Autism spectrum disorder and schizophrenia — one is a developmental disorder affecting communication and behavior, while the other causes those affected to interpret reality abnormally. Though seemingly completely different conditions, neuroscientists have, for a long time, suspected a strong link between them. Not only do some of the presentations of these disorders overlap, but autism spectrum disorder patients are 10 times more likely to develop schizophrenia than those from the general population.
The clinical challenge is that most of the diagnostic procedures for psychiatric conditions are largely subjective and rely on psychiatrists picking up on sometimes extremely subtle behavioral cues to make a definitive diagnosis. Researchers at the University of Tokyo believe that a powerful combo of next-generation brain imaging technologies and machine learning could be the key to radically transforming mental health care as we know it.
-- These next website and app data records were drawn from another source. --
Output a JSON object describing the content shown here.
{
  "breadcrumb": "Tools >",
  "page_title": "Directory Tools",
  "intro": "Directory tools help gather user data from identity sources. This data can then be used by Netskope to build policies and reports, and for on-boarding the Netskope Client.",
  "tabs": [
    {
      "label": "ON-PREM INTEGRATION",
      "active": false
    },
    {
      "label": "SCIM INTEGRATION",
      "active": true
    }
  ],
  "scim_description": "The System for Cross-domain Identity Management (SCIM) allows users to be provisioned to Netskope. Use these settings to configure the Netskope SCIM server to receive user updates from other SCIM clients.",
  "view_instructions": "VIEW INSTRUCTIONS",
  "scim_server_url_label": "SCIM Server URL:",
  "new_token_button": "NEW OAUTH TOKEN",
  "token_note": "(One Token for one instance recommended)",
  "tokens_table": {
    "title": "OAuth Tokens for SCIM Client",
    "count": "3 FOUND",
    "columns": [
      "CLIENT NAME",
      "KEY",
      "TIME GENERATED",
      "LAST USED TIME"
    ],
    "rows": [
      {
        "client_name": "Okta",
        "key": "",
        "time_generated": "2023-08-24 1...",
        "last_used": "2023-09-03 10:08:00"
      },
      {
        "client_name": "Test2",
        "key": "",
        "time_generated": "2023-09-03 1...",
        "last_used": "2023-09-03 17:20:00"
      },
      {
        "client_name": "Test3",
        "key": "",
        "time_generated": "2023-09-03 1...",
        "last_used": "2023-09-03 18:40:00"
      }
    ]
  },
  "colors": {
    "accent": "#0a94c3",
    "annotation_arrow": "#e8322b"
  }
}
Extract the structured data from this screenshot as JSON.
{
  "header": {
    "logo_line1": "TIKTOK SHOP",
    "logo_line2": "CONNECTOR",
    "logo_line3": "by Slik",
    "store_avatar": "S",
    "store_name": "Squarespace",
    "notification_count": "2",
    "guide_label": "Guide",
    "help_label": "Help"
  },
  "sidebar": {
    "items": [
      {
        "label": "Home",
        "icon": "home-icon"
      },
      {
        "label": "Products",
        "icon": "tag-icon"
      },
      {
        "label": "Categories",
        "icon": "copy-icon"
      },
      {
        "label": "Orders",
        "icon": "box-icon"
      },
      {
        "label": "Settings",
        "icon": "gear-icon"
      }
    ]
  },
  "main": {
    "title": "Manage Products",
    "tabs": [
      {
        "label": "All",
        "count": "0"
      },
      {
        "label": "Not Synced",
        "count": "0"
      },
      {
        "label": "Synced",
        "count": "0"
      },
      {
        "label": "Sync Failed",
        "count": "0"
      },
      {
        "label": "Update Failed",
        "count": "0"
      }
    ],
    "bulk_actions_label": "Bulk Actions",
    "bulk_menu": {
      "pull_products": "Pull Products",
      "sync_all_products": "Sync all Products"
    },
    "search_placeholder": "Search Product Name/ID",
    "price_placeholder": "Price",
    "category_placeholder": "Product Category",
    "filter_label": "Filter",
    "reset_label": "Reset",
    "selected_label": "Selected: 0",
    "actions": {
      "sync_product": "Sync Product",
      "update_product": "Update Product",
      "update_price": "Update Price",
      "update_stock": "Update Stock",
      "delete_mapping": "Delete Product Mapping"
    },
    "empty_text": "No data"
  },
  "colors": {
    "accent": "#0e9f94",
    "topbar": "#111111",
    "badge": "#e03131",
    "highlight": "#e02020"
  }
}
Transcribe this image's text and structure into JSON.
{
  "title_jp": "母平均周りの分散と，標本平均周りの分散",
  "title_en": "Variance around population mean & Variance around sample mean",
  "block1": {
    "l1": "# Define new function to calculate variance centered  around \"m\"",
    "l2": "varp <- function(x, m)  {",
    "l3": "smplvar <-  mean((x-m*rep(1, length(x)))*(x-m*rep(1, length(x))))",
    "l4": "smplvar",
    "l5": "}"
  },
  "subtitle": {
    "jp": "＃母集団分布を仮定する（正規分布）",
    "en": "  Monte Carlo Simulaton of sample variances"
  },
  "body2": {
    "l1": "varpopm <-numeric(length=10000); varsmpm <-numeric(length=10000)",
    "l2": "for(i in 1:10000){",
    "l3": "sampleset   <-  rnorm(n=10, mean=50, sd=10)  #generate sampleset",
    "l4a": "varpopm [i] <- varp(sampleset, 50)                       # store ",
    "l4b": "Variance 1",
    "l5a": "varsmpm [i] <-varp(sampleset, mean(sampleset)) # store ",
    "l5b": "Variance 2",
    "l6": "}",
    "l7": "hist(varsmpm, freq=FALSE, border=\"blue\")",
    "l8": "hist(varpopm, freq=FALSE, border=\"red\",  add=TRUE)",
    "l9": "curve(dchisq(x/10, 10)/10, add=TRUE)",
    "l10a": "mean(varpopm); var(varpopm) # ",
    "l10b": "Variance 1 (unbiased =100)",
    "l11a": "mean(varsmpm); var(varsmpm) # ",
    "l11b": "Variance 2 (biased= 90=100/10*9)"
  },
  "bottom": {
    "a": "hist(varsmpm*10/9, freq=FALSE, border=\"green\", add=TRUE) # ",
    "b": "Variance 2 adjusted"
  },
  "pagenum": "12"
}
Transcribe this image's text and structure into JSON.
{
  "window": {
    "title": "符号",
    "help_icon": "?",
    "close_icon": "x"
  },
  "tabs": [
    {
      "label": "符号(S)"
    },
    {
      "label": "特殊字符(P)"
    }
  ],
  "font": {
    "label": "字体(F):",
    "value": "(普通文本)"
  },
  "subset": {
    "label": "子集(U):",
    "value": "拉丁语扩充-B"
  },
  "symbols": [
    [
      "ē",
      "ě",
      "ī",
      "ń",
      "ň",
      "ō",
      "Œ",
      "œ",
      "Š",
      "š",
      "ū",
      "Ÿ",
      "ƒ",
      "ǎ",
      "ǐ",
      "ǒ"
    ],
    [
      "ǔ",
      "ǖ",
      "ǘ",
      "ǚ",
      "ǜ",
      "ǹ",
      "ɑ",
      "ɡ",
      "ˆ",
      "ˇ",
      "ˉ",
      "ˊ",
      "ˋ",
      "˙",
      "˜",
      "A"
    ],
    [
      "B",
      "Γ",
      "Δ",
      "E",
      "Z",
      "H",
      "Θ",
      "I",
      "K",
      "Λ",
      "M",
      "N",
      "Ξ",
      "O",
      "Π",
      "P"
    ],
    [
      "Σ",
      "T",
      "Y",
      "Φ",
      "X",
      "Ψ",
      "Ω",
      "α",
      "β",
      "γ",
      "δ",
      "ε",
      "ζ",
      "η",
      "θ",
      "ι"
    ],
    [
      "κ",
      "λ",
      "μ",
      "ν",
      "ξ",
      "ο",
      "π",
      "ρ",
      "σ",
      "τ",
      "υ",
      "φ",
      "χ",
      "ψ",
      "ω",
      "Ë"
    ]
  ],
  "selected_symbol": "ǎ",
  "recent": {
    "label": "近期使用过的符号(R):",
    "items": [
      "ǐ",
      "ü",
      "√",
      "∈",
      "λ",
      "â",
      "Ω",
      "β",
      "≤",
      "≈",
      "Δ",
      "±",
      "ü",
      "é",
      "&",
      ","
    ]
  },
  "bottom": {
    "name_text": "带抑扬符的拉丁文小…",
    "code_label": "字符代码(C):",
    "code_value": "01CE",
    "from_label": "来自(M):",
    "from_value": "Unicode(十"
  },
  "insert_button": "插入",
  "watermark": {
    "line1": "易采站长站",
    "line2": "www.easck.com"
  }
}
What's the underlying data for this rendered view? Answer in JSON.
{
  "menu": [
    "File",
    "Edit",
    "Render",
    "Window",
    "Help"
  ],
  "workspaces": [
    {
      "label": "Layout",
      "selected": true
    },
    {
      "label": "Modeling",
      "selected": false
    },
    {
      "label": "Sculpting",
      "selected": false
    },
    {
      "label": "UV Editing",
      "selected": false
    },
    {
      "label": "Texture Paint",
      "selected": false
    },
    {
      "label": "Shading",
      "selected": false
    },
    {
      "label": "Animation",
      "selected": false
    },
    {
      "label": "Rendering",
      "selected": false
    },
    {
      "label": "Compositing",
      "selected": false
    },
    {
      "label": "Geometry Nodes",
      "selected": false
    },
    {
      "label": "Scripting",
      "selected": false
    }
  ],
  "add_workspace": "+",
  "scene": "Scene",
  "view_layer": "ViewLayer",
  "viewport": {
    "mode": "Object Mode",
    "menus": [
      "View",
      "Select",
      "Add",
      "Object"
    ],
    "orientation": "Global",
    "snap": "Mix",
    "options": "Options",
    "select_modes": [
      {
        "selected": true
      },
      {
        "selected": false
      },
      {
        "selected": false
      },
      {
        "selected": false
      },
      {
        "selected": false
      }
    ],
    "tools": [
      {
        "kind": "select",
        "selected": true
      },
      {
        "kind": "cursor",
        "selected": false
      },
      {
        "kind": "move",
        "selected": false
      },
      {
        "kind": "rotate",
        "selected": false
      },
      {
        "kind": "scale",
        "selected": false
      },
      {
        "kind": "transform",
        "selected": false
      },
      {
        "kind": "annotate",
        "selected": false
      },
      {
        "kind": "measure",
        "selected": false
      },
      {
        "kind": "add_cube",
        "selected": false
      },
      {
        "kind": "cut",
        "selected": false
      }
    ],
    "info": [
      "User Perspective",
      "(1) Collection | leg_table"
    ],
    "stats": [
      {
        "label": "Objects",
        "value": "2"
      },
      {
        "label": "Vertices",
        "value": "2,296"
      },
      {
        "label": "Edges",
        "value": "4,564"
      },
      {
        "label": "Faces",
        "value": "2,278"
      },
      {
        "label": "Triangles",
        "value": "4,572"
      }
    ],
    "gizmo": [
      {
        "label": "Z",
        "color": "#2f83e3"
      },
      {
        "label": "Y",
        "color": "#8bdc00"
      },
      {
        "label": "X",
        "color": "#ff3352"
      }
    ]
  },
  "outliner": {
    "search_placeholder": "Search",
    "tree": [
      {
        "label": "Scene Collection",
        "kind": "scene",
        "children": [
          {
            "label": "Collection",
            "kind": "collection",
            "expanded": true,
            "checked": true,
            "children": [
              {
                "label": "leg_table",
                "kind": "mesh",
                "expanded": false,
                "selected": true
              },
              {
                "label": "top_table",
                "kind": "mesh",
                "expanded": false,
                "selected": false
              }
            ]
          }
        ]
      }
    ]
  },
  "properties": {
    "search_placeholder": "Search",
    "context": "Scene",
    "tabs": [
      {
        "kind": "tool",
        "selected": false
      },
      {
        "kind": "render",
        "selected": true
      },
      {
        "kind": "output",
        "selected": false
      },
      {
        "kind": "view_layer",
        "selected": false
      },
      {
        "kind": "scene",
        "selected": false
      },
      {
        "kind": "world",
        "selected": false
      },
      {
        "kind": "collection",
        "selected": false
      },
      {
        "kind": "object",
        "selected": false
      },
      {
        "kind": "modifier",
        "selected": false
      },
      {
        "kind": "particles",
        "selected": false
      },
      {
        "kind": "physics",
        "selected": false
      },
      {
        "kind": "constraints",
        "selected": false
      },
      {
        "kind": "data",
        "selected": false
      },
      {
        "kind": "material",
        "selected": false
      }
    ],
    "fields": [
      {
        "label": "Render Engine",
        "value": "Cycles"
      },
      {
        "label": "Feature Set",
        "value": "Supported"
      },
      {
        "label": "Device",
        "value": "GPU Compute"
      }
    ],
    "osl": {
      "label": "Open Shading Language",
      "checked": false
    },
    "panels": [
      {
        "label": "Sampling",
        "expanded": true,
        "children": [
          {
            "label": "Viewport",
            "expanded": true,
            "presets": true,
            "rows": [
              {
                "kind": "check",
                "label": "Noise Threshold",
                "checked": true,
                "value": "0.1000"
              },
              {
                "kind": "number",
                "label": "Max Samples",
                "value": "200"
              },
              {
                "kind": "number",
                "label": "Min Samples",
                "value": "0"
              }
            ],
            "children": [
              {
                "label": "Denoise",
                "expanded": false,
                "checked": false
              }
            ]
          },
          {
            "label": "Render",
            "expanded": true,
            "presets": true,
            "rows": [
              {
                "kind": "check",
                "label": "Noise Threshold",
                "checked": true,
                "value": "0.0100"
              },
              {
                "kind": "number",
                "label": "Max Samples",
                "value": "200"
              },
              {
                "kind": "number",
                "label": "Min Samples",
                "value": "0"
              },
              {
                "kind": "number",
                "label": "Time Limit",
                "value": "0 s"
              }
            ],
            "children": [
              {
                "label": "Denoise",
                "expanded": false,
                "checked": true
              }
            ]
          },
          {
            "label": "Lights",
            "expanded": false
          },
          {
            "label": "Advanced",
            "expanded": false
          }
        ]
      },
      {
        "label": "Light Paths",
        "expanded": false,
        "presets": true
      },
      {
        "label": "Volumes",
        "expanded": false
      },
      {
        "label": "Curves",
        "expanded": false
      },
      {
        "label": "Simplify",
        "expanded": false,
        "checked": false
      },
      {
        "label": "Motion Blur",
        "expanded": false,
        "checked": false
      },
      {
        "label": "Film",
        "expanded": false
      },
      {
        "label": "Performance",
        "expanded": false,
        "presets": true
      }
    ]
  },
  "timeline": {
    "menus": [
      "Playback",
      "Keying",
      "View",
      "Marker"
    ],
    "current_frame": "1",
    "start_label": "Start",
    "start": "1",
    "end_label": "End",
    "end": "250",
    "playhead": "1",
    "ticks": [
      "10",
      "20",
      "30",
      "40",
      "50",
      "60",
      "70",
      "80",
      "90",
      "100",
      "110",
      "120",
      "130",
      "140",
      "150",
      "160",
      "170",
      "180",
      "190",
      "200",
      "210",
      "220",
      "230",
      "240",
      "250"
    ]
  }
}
In a recent study published in Translational Psychiatry, Shinsuke Koike and colleagues designed machine learning algorithms, training them to interpret magnetic resonance imaging (MRI) brain scans from over 200 adults who had been diagnosed with an autism spectrum disorder, schizophrenia or both. They also included a cohort of neurotypical people who did not experience any mental health concerns. During this “training” phase, the algorithm scanned the images, looking for variability in the thickness, surface area, or volume of various brain regions.
To test out the algorithm’s capabilities, the researchers presented it with an additional 43 patient scans with almost unbelievable outcomes: the machine’s diagnoses matched the psychiatric assessment with up to 85 percent accuracy. The biggest breakthrough was the ability of the machine learning platform to tell the difference between the different categories of patients in the study, even picking up those who were just determined to have schizophrenia risk factors.
Though there are several published studies exploring the potential of artificial intelligence to assist with clinical diagnostics (all with varying levels of success) Koike believes the accuracy of the teams' newly-developed algorithm lies in the “clean” data used during the learning phase — all images were taken on a single MRI machine.
“If you take a photo with an iPhone or Android camera phone, the images will be slightly different. MRI machines are also like this - each MRI takes slightly different images, so when designing new machine learning protocols like ours, we use the same MRI machine and the exact same MRI procedure,” said Koike.